There is no economic reason that the debt taken on by corporations should be treated differently in the tax code from the equity invested by shareholders, but it is. Corporations get to deduct the interest paid on debt from their earnings, thus reducing the corporate income tax they have to pay.
The tax code also provides an incentive for private equity firms, which plan to hold companies they acquire for their portfolios for just a few years, to load these companies with debt. In good times, this greatly increases the returns to investors. In poor economic conditions, this greatly increases the risk of financial distress and even bankruptcy, and imposes great costs on workers, creditors and communities. For investors with a time horizon measured in years and not decades, this is a risk worth taking for the promise of higher returns.

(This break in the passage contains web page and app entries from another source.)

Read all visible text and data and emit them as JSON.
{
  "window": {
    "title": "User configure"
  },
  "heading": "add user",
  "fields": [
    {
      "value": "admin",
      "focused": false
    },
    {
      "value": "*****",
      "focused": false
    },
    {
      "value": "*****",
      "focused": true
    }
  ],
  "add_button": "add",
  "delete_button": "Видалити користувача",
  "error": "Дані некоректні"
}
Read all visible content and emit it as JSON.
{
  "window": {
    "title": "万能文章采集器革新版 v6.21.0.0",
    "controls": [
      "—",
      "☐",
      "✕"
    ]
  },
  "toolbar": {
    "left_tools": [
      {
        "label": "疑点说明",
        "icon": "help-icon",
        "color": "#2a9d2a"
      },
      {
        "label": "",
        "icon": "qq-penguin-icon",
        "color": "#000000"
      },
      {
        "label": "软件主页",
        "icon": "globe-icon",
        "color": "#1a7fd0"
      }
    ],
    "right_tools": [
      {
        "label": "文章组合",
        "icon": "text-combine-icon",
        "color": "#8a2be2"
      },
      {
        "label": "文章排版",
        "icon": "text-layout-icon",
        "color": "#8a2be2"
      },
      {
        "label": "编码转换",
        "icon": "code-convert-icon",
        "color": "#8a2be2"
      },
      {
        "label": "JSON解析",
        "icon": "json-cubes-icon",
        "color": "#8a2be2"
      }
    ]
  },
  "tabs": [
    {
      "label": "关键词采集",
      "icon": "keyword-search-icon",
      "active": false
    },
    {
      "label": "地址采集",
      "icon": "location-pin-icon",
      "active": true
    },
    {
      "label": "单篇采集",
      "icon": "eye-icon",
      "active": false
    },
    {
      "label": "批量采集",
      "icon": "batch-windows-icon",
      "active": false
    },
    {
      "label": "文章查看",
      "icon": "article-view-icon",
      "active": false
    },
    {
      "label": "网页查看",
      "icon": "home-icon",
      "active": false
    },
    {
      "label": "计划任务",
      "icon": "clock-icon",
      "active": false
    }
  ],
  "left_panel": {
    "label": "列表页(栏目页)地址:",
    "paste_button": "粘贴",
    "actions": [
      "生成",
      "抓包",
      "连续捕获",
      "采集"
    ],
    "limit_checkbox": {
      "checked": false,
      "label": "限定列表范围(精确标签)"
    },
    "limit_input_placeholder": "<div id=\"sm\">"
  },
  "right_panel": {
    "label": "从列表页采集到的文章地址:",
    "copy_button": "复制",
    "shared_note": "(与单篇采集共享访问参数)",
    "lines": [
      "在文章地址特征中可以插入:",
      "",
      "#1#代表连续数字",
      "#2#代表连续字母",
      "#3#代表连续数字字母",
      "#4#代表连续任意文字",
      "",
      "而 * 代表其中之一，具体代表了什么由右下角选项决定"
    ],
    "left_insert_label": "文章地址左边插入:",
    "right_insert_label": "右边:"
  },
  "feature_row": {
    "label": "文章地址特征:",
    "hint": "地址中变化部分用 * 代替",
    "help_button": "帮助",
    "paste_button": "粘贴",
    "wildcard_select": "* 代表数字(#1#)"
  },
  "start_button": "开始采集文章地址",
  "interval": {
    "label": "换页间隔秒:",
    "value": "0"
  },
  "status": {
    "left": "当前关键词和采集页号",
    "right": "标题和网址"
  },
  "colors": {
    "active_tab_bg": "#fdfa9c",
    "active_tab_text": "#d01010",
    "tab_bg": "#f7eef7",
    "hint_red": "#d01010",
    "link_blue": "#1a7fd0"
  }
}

Tax preferences mean that income from owning stock is taxed at a far lower rate than income from working—a point made by Warren Buffet who famously pointed out that his secretary pays a higher tax rate than he does. The fiction that bonuses earned by partners in private equity and hedge fund firms is ‘carried interest’ that should be taxed at the lower rate on earnings from owning stock, rather than at the higher rate on ordinary income that ordinary workers and managers pay on their bonuses, boosts the income and wealth of these already wealthy economic players.
The use of aggressive tax avoidance schemes is rampant among big businesses and wealthy individuals. Setting up a subsidiary that lives in a file drawer in a tax haven and owns the company’s intellectual property and collects the royalties on it, or that owns the loans the company has made and collects the interest, allows financial institutions, pharmaceutical companies, and IT companies to park their profits outside the United States and defer taxes on this income indefinitely while waiting for a tax holiday to bring their profits home. Setting up so-called blocker corporations in offshore tax havens to launder taxable income for foreigners and pension funds, and turn it into nontaxable income is another favorite scheme.
Tax preferences and tax loop holes enrich the already wealthy and increase their incomes while starving the country of much needed tax revenue. The meaning of this rise in tax-payer financed capitalism is that the rest of us must either pay higher taxes or do without necessary services.
Eileen Appelbaum is a senior economist at the Center for Economic and Policy Research.
This article originally appeared on Economic Intelligence.